[EXERCISE DIRECTIONS] From the line containing "Convert this screenshot" through the last line of the entries below, repeat each line word for word and leave out the rest.

[GIVEN RECORDS]
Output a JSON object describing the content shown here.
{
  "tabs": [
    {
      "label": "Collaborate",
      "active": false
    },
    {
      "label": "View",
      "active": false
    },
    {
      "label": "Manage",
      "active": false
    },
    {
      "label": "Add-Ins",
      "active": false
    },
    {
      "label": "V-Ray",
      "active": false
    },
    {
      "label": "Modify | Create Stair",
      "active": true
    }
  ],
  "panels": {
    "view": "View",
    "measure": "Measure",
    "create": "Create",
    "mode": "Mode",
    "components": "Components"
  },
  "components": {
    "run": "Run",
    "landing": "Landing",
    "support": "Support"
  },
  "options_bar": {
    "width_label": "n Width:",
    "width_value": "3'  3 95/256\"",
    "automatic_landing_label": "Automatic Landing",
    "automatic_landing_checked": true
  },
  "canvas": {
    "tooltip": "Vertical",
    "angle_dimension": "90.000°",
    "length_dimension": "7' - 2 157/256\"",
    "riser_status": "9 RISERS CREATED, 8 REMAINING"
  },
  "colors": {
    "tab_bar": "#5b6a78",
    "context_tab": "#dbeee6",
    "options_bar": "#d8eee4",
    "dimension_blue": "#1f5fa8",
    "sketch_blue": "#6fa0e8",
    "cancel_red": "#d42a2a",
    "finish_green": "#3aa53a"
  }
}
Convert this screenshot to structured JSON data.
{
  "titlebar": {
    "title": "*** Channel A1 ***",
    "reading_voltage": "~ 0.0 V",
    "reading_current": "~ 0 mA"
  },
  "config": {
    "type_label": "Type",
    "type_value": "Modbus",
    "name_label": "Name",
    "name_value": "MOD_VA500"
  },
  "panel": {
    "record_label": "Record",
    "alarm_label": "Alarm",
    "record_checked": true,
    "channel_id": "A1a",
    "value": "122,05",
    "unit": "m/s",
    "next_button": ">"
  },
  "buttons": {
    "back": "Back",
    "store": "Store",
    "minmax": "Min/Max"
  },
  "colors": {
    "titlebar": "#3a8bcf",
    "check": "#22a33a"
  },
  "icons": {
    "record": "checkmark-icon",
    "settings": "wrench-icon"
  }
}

[EXPECTED ANSWER]
Convert this screenshot to structured JSON data.
{
  "titlebar": {
    "title": "*** Channel A1 ***",
    "reading_voltage": "~ 0.0 V",
    "reading_current": "~ 0 mA"
  },
  "config": {
    "type_label": "Type",
    "type_value": "Modbus",
    "name_label": "Name",
    "name_value": "MOD_VA500"
  },
  "panel": {
    "record_label": "Record",
    "alarm_label": "Alarm",
    "record_checked": true,
    "channel_id": "A1a",
    "value": "122,05",
    "unit": "m/s",
    "next_button": ">"
  },
  "buttons": {
    "back": "Back",
    "store": "Store",
    "minmax": "Min/Max"
  },
  "colors": {
    "titlebar": "#3a8bcf",
    "check": "#22a33a"
  },
  "icons": {
    "record": "checkmark-icon",
    "settings": "wrench-icon"
  }
}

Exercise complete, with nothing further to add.